Lives Changed through Mentoring

About a dozen “Bigs” and their “Littles” enjoyed a Cavaliers basketball game recently, just one of fun activities that are part of the new mentoring relationships blossoming in the Central Promise Neighborhood.

“Bigs” is the term used by Big Brothers Big Sisters of Greater Cleveland to describe mentors and the “Littles” are their new friends, 8th graders in the Central Neighborhood.

Big Brothers Big Sisters, in partnership with the Cleveland Central Promise Neighborhood, has launched this new mentoring program specifically for 8th graders in the community.

The goal is to provide each student with a caring adult mentor who will support them as they transition from middle school to high school and on to post-secondary success. The goal is also to have fun.

“My little sister wants to be there. She waits for me at the door,” said Jayme Palker, a mortgage banker with Quicken Loans in Cleveland. “I believe she’s getting a great deal from the program.

“She loves to bring her homework and learn. She has a desire, but struggles with certain things like reading and math.”

Palker is one of nearly a dozen Quicken Loan employees that have joined the BBBS and are mentoring Central Neighborhood students.

“I decided to become a mentor because I felt I would be able to bring a lot of great advice and consistency,” Palker said. “When we look back in life – we look at the positive role models we had … you never know the moment, hug, or pat on the back that can change the course of someone’s life.

“It’s great to think these little moments matter show much, and you might not ever know the impact you had – and it’s not for you to know. We just have to give back and put some love out there and hope it grows.”

The Promise Neighborhood initiative is committed to a vision that all children living in Central will have an opportunity to get a good education, go to college and have a meaningful career. The initiative is led by the Sisters of Charity Foundation of Cleveland and includes residents, businesses, agencies and other organizations committed to the vision.

Studies and Big Brothers Big Sisters information confirms that students that have caring adults who support them are more likely to be successful. Nearly 70 percent of former “Littles” surveyed agree that their “Bigs” played a role in their decision to attend college. And more than 80 percent of “Littles” agree their “Bigs” gave them hope and courage to overcome adversity, as well as instilling values that guided them through life.

“It’s a life changing experience and I can say it firsthand because I was a Big Brother,” said Jerrald Goodloe, Manager of Outreach and Enrollment at Big Brothers Big Sisters of Greater Cleveland.

“This is a great opportunity for Promise partners and community members to directly support a young person in the neighborhood,” said Sonya Pryor-Jones, Director of the Cleveland Central Promise Neighborhood at the Sisters of Charity Foundation.

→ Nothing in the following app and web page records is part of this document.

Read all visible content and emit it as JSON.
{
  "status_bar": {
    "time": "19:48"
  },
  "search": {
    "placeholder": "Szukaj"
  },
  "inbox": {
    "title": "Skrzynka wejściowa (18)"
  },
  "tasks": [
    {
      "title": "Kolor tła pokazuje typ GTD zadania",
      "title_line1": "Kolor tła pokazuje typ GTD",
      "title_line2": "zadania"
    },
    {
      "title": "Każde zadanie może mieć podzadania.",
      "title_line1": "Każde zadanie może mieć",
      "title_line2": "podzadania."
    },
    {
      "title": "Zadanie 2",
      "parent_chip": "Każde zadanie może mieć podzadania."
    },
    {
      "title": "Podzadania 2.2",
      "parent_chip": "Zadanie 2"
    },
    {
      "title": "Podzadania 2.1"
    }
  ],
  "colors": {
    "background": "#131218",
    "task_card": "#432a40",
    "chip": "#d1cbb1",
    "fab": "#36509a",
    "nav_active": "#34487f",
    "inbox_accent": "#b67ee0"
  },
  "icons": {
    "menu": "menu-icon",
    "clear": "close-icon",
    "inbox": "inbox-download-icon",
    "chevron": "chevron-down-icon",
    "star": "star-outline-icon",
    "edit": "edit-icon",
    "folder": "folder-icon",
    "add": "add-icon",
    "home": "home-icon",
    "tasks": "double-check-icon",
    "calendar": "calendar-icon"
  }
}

Want to be a mentor? You must be at least 18 years old and out of high school. There’s a one-hour training session, and ongoing support. Mentors have a flexible time commitment of four hours a month, preferably broken into at least two visits a month.

All mentors will be supported by a full time staff person dedicated to this program. Students and parents can also be confident that all mentors will be screened and trained. Call 216.452.5222 to start the process or fill out the application online at www.wementoryouth.org.

Do you have an upcoming 8th grader that would like to join? Call 216.452.5222 to sign up your student or find out more information. You can also go to www.wementoryouth.org to find information.

Community Health Workers in Central

University Hospitals, Rainbow Babies & Children’s Hospital’s pediatric program – the Rainbow Care Connection Program – to improve care, overall health and lower costs for children in Northeast Ohio. The Sisters of Charity Foundation of Cleveland and the Central Promise Neighborhood are supporting the implementation of this program in the Central Neighborhood through a multi-faceted neighborhood engagement strategy.

The goal of the engagement strategy is to: Connect Central neighborhood children and families to available quality health and health care services/resources, with an emphasis on the HealthSpot a non-emergency tele-health medical station that provides free diagnosis and treatment for children ages 2 to 18 years old.

A key component to the engagement strategy is the implementation of a Community Health Worker model. Currently the foundation has contracted with five community health workers now in the Central Neighborhood.

These lay health resident leaders went through 12-weeks of intensive training covering leadership, engagement, community health work, pediatric prevention and primary care.

Their primary roles and responsibilities are to provide primary outreach, health education and pediatric prevention interventions to families in the Central Neighborhood.

The primary aims of this project are to:

1) Reduce residents in Central use/frequency of emergency room visits related to primary pediatric care.

2) Disseminate health related information through outreach and awareness building,

3) Link families and provide instruction on appropriate usage of the Health Spot at Friendly Inn.

4) Provide follow-up with patients that use the Health Spot, including high-risk patients and provide referrals, which may include the University Hospital’s care manager.

The community health workers have been actively engaging families and children in Central since June 2014. They have increased appropriate utilization of the HealthSpot by more than 50%.

The HealthSpot is open Monday thru Friday from 5:30 pm to 11 pm and on Saturday from 1 pm to 11 pm and is located inside Friendly Inn Settlement House, 2386 Unwin Rd.